Course Hero. "The Book of the City of Ladies Study Guide." Course Hero. 2 Apr. 2018. Web. 19 Jan. 2019. <https://www.coursehero.com/lit/The-Book-of-the-City-of-Ladies/>.
Course Hero. (2018, April 2). The Book of the City of Ladies Study Guide. In Course Hero. Retrieved January 19, 2019, from https://www.coursehero.com/lit/The-Book-of-the-City-of-Ladies/
(Course Hero, 2018)
Course Hero. "The Book of the City of Ladies Study Guide." April 2, 2018. Accessed January 19, 2019. https://www.coursehero.com/lit/The-Book-of-the-City-of-Ladies/.
Course Hero, "The Book of the City of Ladies Study Guide," April 2, 2018, accessed January 19, 2019, https://www.coursehero.com/lit/The-Book-of-the-City-of-Ladies/.
The Book of the City of Ladies is divided into three parts, each with a general theme. Part 1 discusses the achievements of women of the classical pagan past in the areas of governance and leadership of their people, which provides the foundation for the city. Christine is instructed in this effort by Lady Reason. Part 2 represents the present virtues of women as daughters, wives, and mothers, which support the buildings of the city and its population. Lady Rectitude guides Christine in this work. Part 3 may be viewed as the future in which the highest palaces of the city are constructed to enthrone the Virgin Mary as its queen and provide housing for associated Christian saints. Lady Justice guides Christine in the final touches of this phase, and Christine invites all women of virtue, past, present, and future, to live in the city.
Christine finds herself discouraged that society vilifies women as a group simply because they are women. Three ladies, Lady Reason, Lady Rectitude, and Lady Justice, appear to her and inform Christine that she shall build a city of ladies based upon an accounting of their virtues. Lady Reason guides Christine in digging the foundation.
Through question and answer, Christine learns from Lady Reason about queens and princesses who took over the task of rule and leadership of their people upon the death of their husbands. In the areas of both governance and in battle, these women overcame general reluctance of all strata of the population to accept a woman as ruler. Christine and Lady Reason then discuss the issue of women entering legal professions.

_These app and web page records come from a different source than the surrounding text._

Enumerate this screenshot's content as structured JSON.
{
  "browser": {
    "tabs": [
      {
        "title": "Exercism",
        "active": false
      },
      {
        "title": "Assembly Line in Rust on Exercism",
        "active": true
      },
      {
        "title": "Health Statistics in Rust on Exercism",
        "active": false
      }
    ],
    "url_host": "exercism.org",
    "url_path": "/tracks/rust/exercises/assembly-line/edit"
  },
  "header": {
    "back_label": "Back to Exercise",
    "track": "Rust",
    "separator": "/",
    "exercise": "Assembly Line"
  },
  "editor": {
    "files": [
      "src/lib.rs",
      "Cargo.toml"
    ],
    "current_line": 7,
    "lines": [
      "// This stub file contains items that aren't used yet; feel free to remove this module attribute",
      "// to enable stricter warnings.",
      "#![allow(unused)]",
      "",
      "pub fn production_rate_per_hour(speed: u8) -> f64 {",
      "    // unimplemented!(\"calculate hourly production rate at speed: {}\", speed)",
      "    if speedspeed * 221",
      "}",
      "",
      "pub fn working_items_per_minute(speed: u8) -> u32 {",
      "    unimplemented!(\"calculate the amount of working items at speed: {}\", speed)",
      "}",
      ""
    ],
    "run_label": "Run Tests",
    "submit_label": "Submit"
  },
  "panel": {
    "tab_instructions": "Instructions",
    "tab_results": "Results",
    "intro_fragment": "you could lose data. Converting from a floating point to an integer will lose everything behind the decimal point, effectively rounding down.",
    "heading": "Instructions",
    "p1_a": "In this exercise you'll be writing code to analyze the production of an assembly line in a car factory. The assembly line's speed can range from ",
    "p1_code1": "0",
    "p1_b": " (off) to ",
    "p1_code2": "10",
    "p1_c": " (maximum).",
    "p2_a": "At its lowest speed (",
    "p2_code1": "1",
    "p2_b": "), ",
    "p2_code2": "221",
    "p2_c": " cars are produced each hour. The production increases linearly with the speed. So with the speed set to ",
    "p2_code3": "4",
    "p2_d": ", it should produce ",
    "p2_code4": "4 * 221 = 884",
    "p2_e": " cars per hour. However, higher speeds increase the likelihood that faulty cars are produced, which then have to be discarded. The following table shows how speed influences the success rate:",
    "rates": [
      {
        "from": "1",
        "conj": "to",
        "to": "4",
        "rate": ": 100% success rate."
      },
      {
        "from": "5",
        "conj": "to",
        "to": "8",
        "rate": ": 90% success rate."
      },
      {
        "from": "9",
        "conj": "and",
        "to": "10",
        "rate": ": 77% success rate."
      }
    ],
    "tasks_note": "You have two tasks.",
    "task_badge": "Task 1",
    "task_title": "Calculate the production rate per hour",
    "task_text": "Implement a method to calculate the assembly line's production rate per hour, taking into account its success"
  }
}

Lady Reason answers Christine's observations on how Nature has endowed men and women with different physical attributes. To add a new aspect to the conversation, Lady Reason offers examples of pagan women of the past who displayed extraordinary courage in battle by describing their physiques and battle styles. Some examples of such women who displayed courage and bravery conclude the preparations for the foundation of the city.
Christine begins this work with questions to Lady Reason about women endowed with intelligence and knowledge. Lady Reason quickly supplies a series of examples from classical Greco-Roman history and mythology of women who benefitted civilization with important innovations. With these in mind, Christine completes the enclosure wall surrounding the city.
With the guidance of Lady Rectitude, Christine takes on the task of the construction of buildings and the gathering of the ladies who will inhabit the city in Part 2. They begin with the divine revelations God bestowed on the ancient pagan sibyls of Greece and Rome. Their words predicting future events, including the coming of Christ, have proven true.
Christine asks Lady Rectitude why daughters should not be as valued to their parents as sons. Lady Rectitude responds with numerous examples of daughters who remained faithful to or honored their parents. These daughters had the courage and resourcefulness to preserve the lives of their parents at great peril to themselves. Lady Rectitude declares the buildings now complete and ready to be filled with noble inhabitants.
The issue of marriage constitutes the topic of conversation between Lady Rectitude and Christine as they go in search of inhabitants for the city. Several examples of how both men and women defile the institution of marriage are given. These are then countered by examples of loyal wives or instances in which wives have saved their husbands—or could have done so if their husbands had heeded their warnings—by ministering to them in illness or injury, or by giving good advice.
The topic shifts here to the spiritual benefits women (both pagan and Christian) have brought into the world through inspiring behavior or notable bravery in the face of tyranny. The sections conclude with a discussion on the advisability of giving women an education.
The criticism often raised against women is that as a sex women are more susceptible to corruption than men. Lady Rectitude and Christine draw from numerous examples in the Old Testament of women who, although attractive, were exemplary in defense of their chastity against men who tried to defile them. Having completed the task of populating the city with noble ladies, Christine turns to Lady Justice for help in completing the high towers of the city.